Report each line of the data below in which "signal" appears.

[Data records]
################

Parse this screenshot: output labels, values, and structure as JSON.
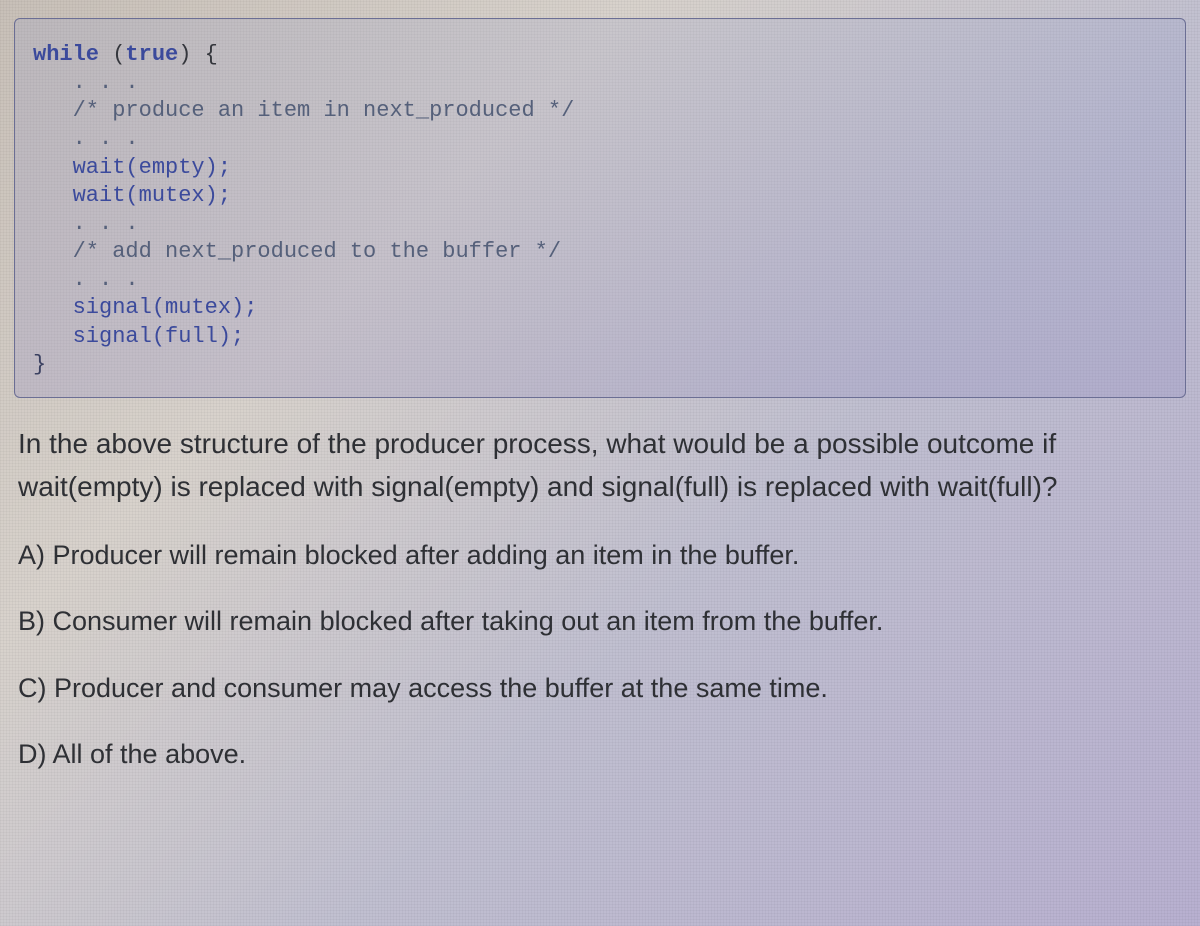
{
  "code": {
    "l1a": "while",
    "l1b": " (",
    "l1c": "true",
    "l1d": ") {",
    "l2": "   . . .",
    "l3": "   /* produce an item in next_produced */",
    "l4": "   . . .",
    "l5": "   wait(empty);",
    "l6": "   wait(mutex);",
    "l7": "   . . .",
    "l8": "   /* add next_produced to the buffer */",
    "l9": "   . . .",
    "l10": "   signal(mutex);",
    "l11": "   signal(full);",
    "l12": "}"
  },
  "question": "In the above structure of the producer process, what would be a possible outcome if wait(empty) is replaced with signal(empty) and signal(full) is replaced with wait(full)?",
  "choices": {
    "a": "A) Producer will remain blocked after adding an item in the buffer.",
    "b": "B) Consumer will remain blocked after taking out an item from the buffer.",
    "c": "C) Producer and consumer may access the buffer at the same time.",
    "d": "D) All of the above."
  }
}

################

» Answer section:
    "l10": "   signal(mutex);",
    "l11": "   signal(full);",
  "question": "In the above structure of the producer process, what would be a possible outcome if wait(empty) is replaced with signal(empty) and signal(full) is replaced with wait(full)?",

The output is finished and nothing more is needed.